THE DATA –
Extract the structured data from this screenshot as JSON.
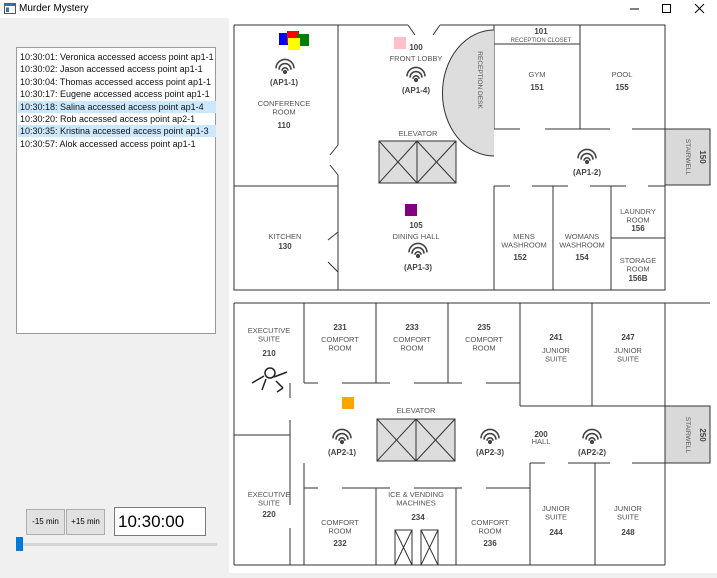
{
  "window": {
    "title": "Murder Mystery",
    "minimize_label": "—",
    "maximize_label": "☐",
    "close_label": "✕"
  },
  "log": {
    "entries": [
      {
        "text": "10:30:01: Veronica accessed access point ap1-1",
        "highlighted": false
      },
      {
        "text": "10:30:02: Jason accessed access point ap1-1",
        "highlighted": false
      },
      {
        "text": "10:30:04: Thomas accessed access point ap1-1",
        "highlighted": false
      },
      {
        "text": "10:30:17: Eugene accessed access point ap1-1",
        "highlighted": false
      },
      {
        "text": "10:30:18: Salina accessed access point ap1-4",
        "highlighted": true
      },
      {
        "text": "10:30:20: Rob accessed access point ap2-1",
        "highlighted": false
      },
      {
        "text": "10:30:35: Kristina accessed access point ap1-3",
        "highlighted": true
      },
      {
        "text": "10:30:57: Alok accessed access point ap1-1",
        "highlighted": false
      }
    ]
  },
  "controls": {
    "minus_label": "-15 min",
    "plus_label": "+15 min",
    "time_value": "10:30:00",
    "slider_fraction": 0.0
  },
  "map": {
    "floor1": {
      "rooms": {
        "conference_name": "CONFERENCE\nROOM",
        "conference_num": "110",
        "ap1_1": "(AP1-1)",
        "front_lobby_num": "100",
        "front_lobby_name": "FRONT LOBBY",
        "ap1_4": "(AP1-4)",
        "reception_desk": "RECEPTION DESK",
        "reception_closet_num": "101",
        "reception_closet_name": "RECEPTION CLOSET",
        "gym_name": "GYM",
        "gym_num": "151",
        "pool_name": "POOL",
        "pool_num": "155",
        "stairwell_name": "STAIRWELL",
        "stairwell_num": "150",
        "elevator": "ELEVATOR",
        "ap1_2": "(AP1-2)",
        "kitchen_name": "KITCHEN",
        "kitchen_num": "130",
        "dining_num": "105",
        "dining_name": "DINING HALL",
        "ap1_3": "(AP1-3)",
        "mens_name": "MENS\nWASHROOM",
        "mens_num": "152",
        "womans_name": "WOMANS\nWASHROOM",
        "womans_num": "154",
        "laundry_name": "LAUNDRY\nROOM",
        "laundry_num": "156",
        "storage_name": "STORAGE\nROOM",
        "storage_num": "156B"
      }
    },
    "floor2": {
      "rooms": {
        "exec210_name": "EXECUTIVE\nSUITE",
        "exec210_num": "210",
        "comfort231_num": "231",
        "comfort231_name": "COMFORT\nROOM",
        "comfort233_num": "233",
        "comfort233_name": "COMFORT\nROOM",
        "comfort235_num": "235",
        "comfort235_name": "COMFORT\nROOM",
        "junior241_num": "241",
        "junior241_name": "JUNIOR\nSUITE",
        "junior247_num": "247",
        "junior247_name": "JUNIOR\nSUITE",
        "elevator": "ELEVATOR",
        "ap2_1": "(AP2-1)",
        "ap2_3": "(AP2-3)",
        "hall_num": "200",
        "hall_name": "HALL",
        "ap2_2": "(AP2-2)",
        "stairwell_name": "STAIRWELL",
        "stairwell_num": "250",
        "exec220_name": "EXECUTIVE\nSUITE",
        "exec220_num": "220",
        "comfort232_name": "COMFORT\nROOM",
        "comfort232_num": "232",
        "ice_name": "ICE & VENDING\nMACHINES",
        "ice_num": "234",
        "comfort236_name": "COMFORT\nROOM",
        "comfort236_num": "236",
        "junior244_name": "JUNIOR\nSUITE",
        "junior244_num": "244",
        "junior248_name": "JUNIOR\nSUITE",
        "junior248_num": "248"
      }
    },
    "markers": [
      {
        "color": "#0000ff",
        "room": "110"
      },
      {
        "color": "#ff0000",
        "room": "110"
      },
      {
        "color": "#008000",
        "room": "110"
      },
      {
        "color": "#ffff00",
        "room": "110"
      },
      {
        "color": "#ffc0cb",
        "room": "100"
      },
      {
        "color": "#800080",
        "room": "105"
      },
      {
        "color": "#ffa500",
        "room": "200"
      }
    ],
    "colors": {
      "wall": "#333333",
      "text": "#555555",
      "stairwell_fill": "#d9d9d9",
      "elevator_fill": "#dddddd"
    }
  }
}
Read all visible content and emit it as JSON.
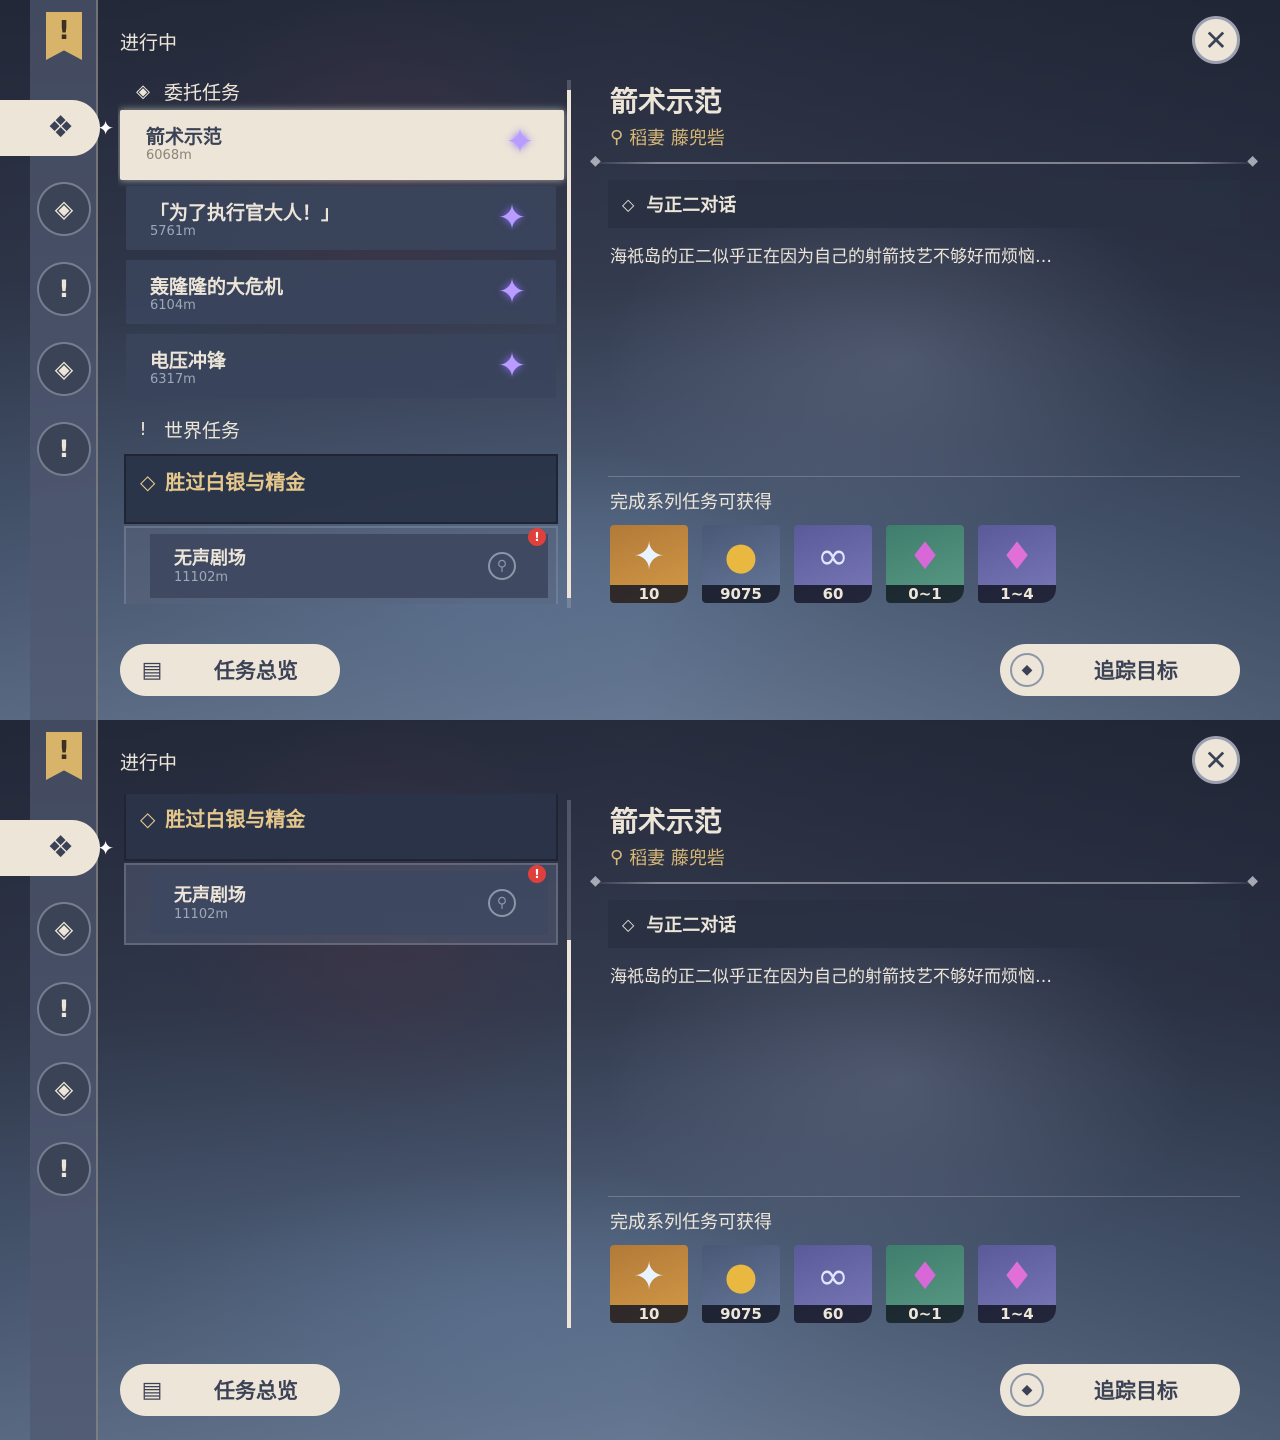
{
  "status_title": "进行中",
  "sidebar": {
    "banner_glyph": "!",
    "active_glyph": "❖",
    "icons": [
      "◈",
      "!",
      "◈",
      "!"
    ]
  },
  "categories": {
    "commission": {
      "label": "委托任务",
      "icon": "◈"
    },
    "world": {
      "label": "世界任务",
      "icon": "!"
    }
  },
  "quests": [
    {
      "name": "箭术示范",
      "distance": "6068m",
      "selected": true
    },
    {
      "name": "「为了执行官大人！」",
      "distance": "5761m",
      "selected": false
    },
    {
      "name": "轰隆隆的大危机",
      "distance": "6104m",
      "selected": false
    },
    {
      "name": "电压冲锋",
      "distance": "6317m",
      "selected": false
    }
  ],
  "world_quest": {
    "name": "胜过白银与精金",
    "sub": {
      "name": "无声剧场",
      "distance": "11102m",
      "alert": "!"
    }
  },
  "detail": {
    "title": "箭术示范",
    "location": "稻妻 藤兜砦",
    "objective": "与正二对话",
    "description": "海祇岛的正二似乎正在因为自己的射箭技艺不够好而烦恼…",
    "rewards_title": "完成系列任务可获得",
    "rewards": [
      {
        "icon": "primogem-icon",
        "glyph": "✦",
        "count": "10",
        "bg": "gold"
      },
      {
        "icon": "mora-icon",
        "glyph": "●",
        "count": "9075",
        "bg": "blue"
      },
      {
        "icon": "fetters-icon",
        "glyph": "∞",
        "count": "60",
        "bg": "purple"
      },
      {
        "icon": "crystal-icon",
        "glyph": "♦",
        "count": "0~1",
        "bg": "green"
      },
      {
        "icon": "crystal-cluster-icon",
        "glyph": "♦",
        "count": "1~4",
        "bg": "purple"
      }
    ]
  },
  "buttons": {
    "overview": "任务总览",
    "track": "追踪目标"
  },
  "colors": {
    "cream": "#ece5d8",
    "gold_text": "#e6c88c",
    "star_purple": "#b99cff",
    "alert_red": "#e0403c"
  }
}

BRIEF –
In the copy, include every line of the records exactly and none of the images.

SOLUTION TO THIS TASK –
Extract the structured data from this screenshot as JSON.
{
  "window": {
    "title": "Murder Mystery",
    "minimize_label": "—",
    "maximize_label": "☐",
    "close_label": "✕"
  },
  "log": {
    "entries": [
      {
        "text": "10:30:01: Veronica accessed access point ap1-1",
        "highlighted": false
      },
      {
        "text": "10:30:02: Jason accessed access point ap1-1",
        "highlighted": false
      },
      {
        "text": "10:30:04: Thomas accessed access point ap1-1",
        "highlighted": false
      },
      {
        "text": "10:30:17: Eugene accessed access point ap1-1",
        "highlighted": false
      },
      {
        "text": "10:30:18: Salina accessed access point ap1-4",
        "highlighted": true
      },
      {
        "text": "10:30:20: Rob accessed access point ap2-1",
        "highlighted": false
      },
      {
        "text": "10:30:35: Kristina accessed access point ap1-3",
        "highlighted": true
      },
      {
        "text": "10:30:57: Alok accessed access point ap1-1",
        "highlighted": false
      }
    ]
  },
  "controls": {
    "minus_label": "-15 min",
    "plus_label": "+15 min",
    "time_value": "10:30:00",
    "slider_fraction": 0.0
  },
  "map": {
    "floor1": {
      "rooms": {
        "conference_name": "CONFERENCE\nROOM",
        "conference_num": "110",
        "ap1_1": "(AP1-1)",
        "front_lobby_num": "100",
        "front_lobby_name": "FRONT LOBBY",
        "ap1_4": "(AP1-4)",
        "reception_desk": "RECEPTION DESK",
        "reception_closet_num": "101",
        "reception_closet_name": "RECEPTION CLOSET",
        "gym_name": "GYM",
        "gym_num": "151",
        "pool_name": "POOL",
        "pool_num": "155",
        "stairwell_name": "STAIRWELL",
        "stairwell_num": "150",
        "elevator": "ELEVATOR",
        "ap1_2": "(AP1-2)",
        "kitchen_name": "KITCHEN",
        "kitchen_num": "130",
        "dining_num": "105",
        "dining_name": "DINING HALL",
        "ap1_3": "(AP1-3)",
        "mens_name": "MENS\nWASHROOM",
        "mens_num": "152",
        "womans_name": "WOMANS\nWASHROOM",
        "womans_num": "154",
        "laundry_name": "LAUNDRY\nROOM",
        "laundry_num": "156",
        "storage_name": "STORAGE\nROOM",
        "storage_num": "156B"
      }
    },
    "floor2": {
      "rooms": {
        "exec210_name": "EXECUTIVE\nSUITE",
        "exec210_num": "210",
        "comfort231_num": "231",
        "comfort231_name": "COMFORT\nROOM",
        "comfort233_num": "233",
        "comfort233_name": "COMFORT\nROOM",
        "comfort235_num": "235",
        "comfort235_name": "COMFORT\nROOM",
        "junior241_num": "241",
        "junior241_name": "JUNIOR\nSUITE",
        "junior247_num": "247",
        "junior247_name": "JUNIOR\nSUITE",
        "elevator": "ELEVATOR",
        "ap2_1": "(AP2-1)",
        "ap2_3": "(AP2-3)",
        "hall_num": "200",
        "hall_name": "HALL",
        "ap2_2": "(AP2-2)",
        "stairwell_name": "STAIRWELL",
        "stairwell_num": "250",
        "exec220_name": "EXECUTIVE\nSUITE",
        "exec220_num": "220",
        "comfort232_name": "COMFORT\nROOM",
        "comfort232_num": "232",
        "ice_name": "ICE & VENDING\nMACHINES",
        "ice_num": "234",
        "comfort236_name": "COMFORT\nROOM",
        "comfort236_num": "236",
        "junior244_name": "JUNIOR\nSUITE",
        "junior244_num": "244",
        "junior248_name": "JUNIOR\nSUITE",
        "junior248_num": "248"
      }
    },
    "markers": [
      {
        "color": "#0000ff",
        "room": "110"
      },
      {
        "color": "#ff0000",
        "room": "110"
      },
      {
        "color": "#008000",
        "room": "110"
      },
      {
        "color": "#ffff00",
        "room": "110"
      },
      {
        "color": "#ffc0cb",
        "room": "100"
      },
      {
        "color": "#800080",
        "room": "105"
      },
      {
        "color": "#ffa500",
        "room": "200"
      }
    ],
    "colors": {
      "wall": "#333333",
      "text": "#555555",
      "stairwell_fill": "#d9d9d9",
      "elevator_fill": "#dddddd"
    }
  }
}
Read all visible content and emit it as JSON.
{
  "status_title": "进行中",
  "sidebar": {
    "banner_glyph": "!",
    "active_glyph": "❖",
    "icons": [
      "◈",
      "!",
      "◈",
      "!"
    ]
  },
  "categories": {
    "commission": {
      "label": "委托任务",
      "icon": "◈"
    },
    "world": {
      "label": "世界任务",
      "icon": "!"
    }
  },
  "quests": [
    {
      "name": "箭术示范",
      "distance": "6068m",
      "selected": true
    },
    {
      "name": "「为了执行官大人！」",
      "distance": "5761m",
      "selected": false
    },
    {
      "name": "轰隆隆的大危机",
      "distance": "6104m",
      "selected": false
    },
    {
      "name": "电压冲锋",
      "distance": "6317m",
      "selected": false
    }
  ],
  "world_quest": {
    "name": "胜过白银与精金",
    "sub": {
      "name": "无声剧场",
      "distance": "11102m",
      "alert": "!"
    }
  },
  "detail": {
    "title": "箭术示范",
    "location": "稻妻 藤兜砦",
    "objective": "与正二对话",
    "description": "海祇岛的正二似乎正在因为自己的射箭技艺不够好而烦恼…",
    "rewards_title": "完成系列任务可获得",
    "rewards": [
      {
        "icon": "primogem-icon",
        "glyph": "✦",
        "count": "10",
        "bg": "gold"
      },
      {
        "icon": "mora-icon",
        "glyph": "●",
        "count": "9075",
        "bg": "blue"
      },
      {
        "icon": "fetters-icon",
        "glyph": "∞",
        "count": "60",
        "bg": "purple"
      },
      {
        "icon": "crystal-icon",
        "glyph": "♦",
        "count": "0~1",
        "bg": "green"
      },
      {
        "icon": "crystal-cluster-icon",
        "glyph": "♦",
        "count": "1~4",
        "bg": "purple"
      }
    ]
  },
  "buttons": {
    "overview": "任务总览",
    "track": "追踪目标"
  },
  "colors": {
    "cream": "#ece5d8",
    "gold_text": "#e6c88c",
    "star_purple": "#b99cff",
    "alert_red": "#e0403c"
  }
}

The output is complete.